Start of Block

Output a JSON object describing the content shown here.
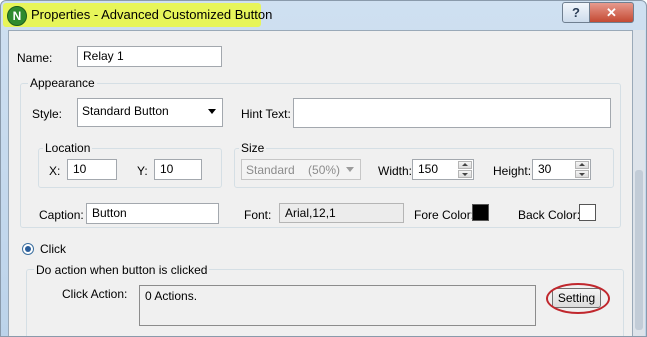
{
  "window": {
    "title": "Properties - Advanced Customized Button",
    "icon_letter": "N",
    "help_glyph": "?",
    "close_glyph": "✕"
  },
  "name": {
    "label": "Name:",
    "value": "Relay 1"
  },
  "appearance": {
    "title": "Appearance",
    "style_label": "Style:",
    "style_value": "Standard Button",
    "hint_label": "Hint Text:",
    "hint_value": "",
    "location": {
      "title": "Location",
      "x_label": "X:",
      "x_value": "10",
      "y_label": "Y:",
      "y_value": "10"
    },
    "size": {
      "title": "Size",
      "preset_value": "Standard    (50%)",
      "width_label": "Width:",
      "width_value": "150",
      "height_label": "Height:",
      "height_value": "30"
    },
    "caption_label": "Caption:",
    "caption_value": "Button",
    "font_label": "Font:",
    "font_value": "Arial,12,1",
    "fore_color_label": "Fore Color:",
    "fore_color": "#000000",
    "back_color_label": "Back Color:",
    "back_color": "#ffffff"
  },
  "click": {
    "radio_label": "Click",
    "selected": true,
    "group_title": "Do action when button is clicked",
    "action_label": "Click Action:",
    "action_value": "0 Actions.",
    "setting_button": "Setting"
  },
  "highlight_colors": {
    "title_highlight": "#e7f55a",
    "annotation_ring": "#c0272d"
  }
}
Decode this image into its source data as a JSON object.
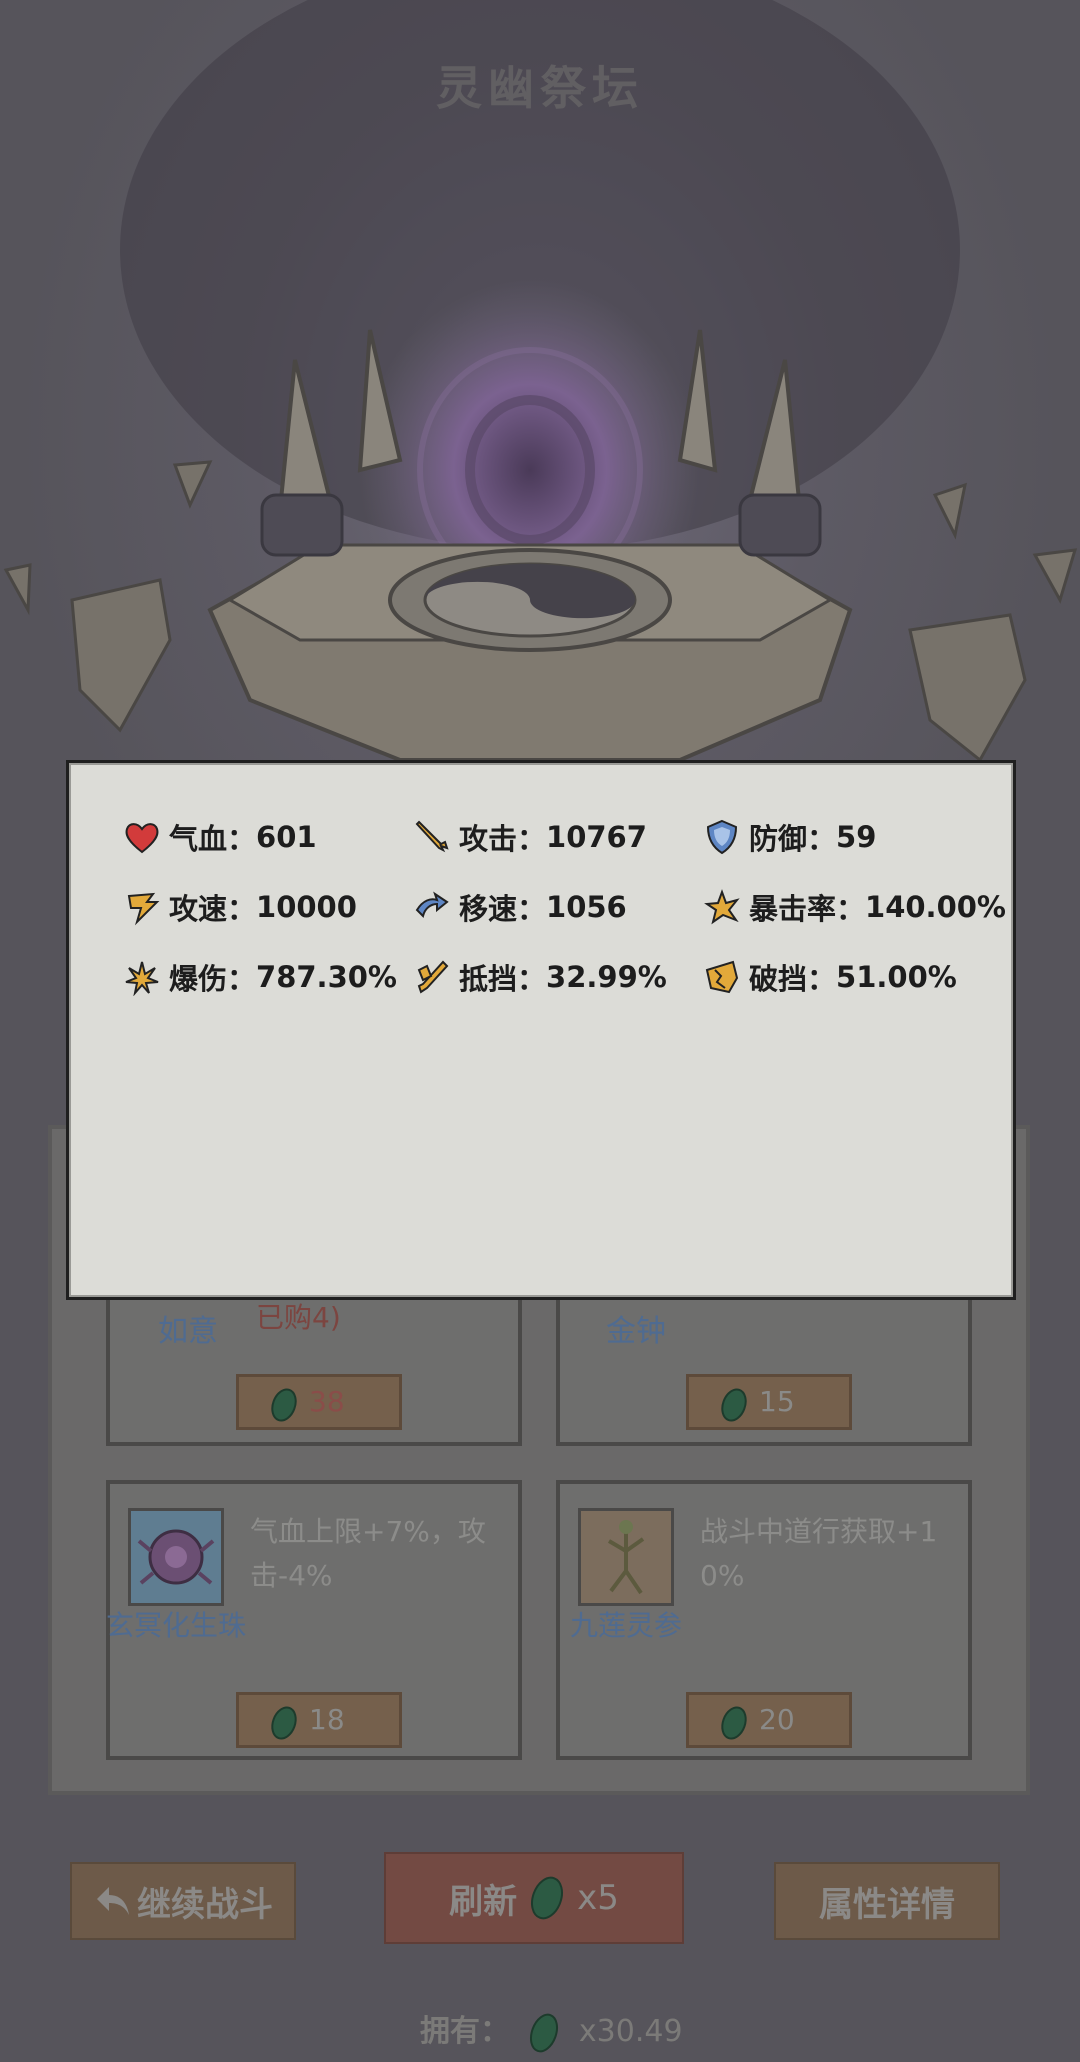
{
  "title": "灵幽祭坛",
  "stats": [
    {
      "icon": "heart-icon",
      "label": "气血：",
      "value": "601"
    },
    {
      "icon": "sword-icon",
      "label": "攻击：",
      "value": "10767"
    },
    {
      "icon": "shield-icon",
      "label": "防御：",
      "value": "59"
    },
    {
      "icon": "attack-speed-icon",
      "label": "攻速：",
      "value": "10000"
    },
    {
      "icon": "move-speed-icon",
      "label": "移速：",
      "value": "1056"
    },
    {
      "icon": "crit-rate-icon",
      "label": "暴击率：",
      "value": "140.00%"
    },
    {
      "icon": "crit-damage-icon",
      "label": "爆伤：",
      "value": "787.30%"
    },
    {
      "icon": "block-icon",
      "label": "抵挡：",
      "value": "32.99%"
    },
    {
      "icon": "break-block-icon",
      "label": "破挡：",
      "value": "51.00%"
    }
  ],
  "shop": {
    "top_cards": [
      {
        "name": "如意",
        "note": "已购4)",
        "price": "38"
      },
      {
        "name": "金钟",
        "note": "",
        "price": "15"
      }
    ],
    "cards": [
      {
        "name": "玄冥化生珠",
        "desc_line1": "气血上限+7%，攻",
        "desc_line2": "击-4%",
        "price": "18",
        "icon": "purple-orb-icon"
      },
      {
        "name": "九莲灵参",
        "desc_line1": "战斗中道行获取+1",
        "desc_line2": "0%",
        "price": "20",
        "icon": "ginseng-icon"
      }
    ]
  },
  "buttons": {
    "continue_label": "继续战斗",
    "refresh_label": "刷新",
    "refresh_cost": "x5",
    "attr_label": "属性详情"
  },
  "owned": {
    "label": "拥有：",
    "amount": "x30.49"
  },
  "colors": {
    "popup_bg": "#dcdcd7",
    "gem": "#2e7a4d",
    "icon_gold": "#e2a93a",
    "heart": "#d23b3b",
    "shield": "#5e86c4"
  }
}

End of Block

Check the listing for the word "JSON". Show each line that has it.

Output a JSON object describing the content shown here.
Decode this image into its source data as a JSON object.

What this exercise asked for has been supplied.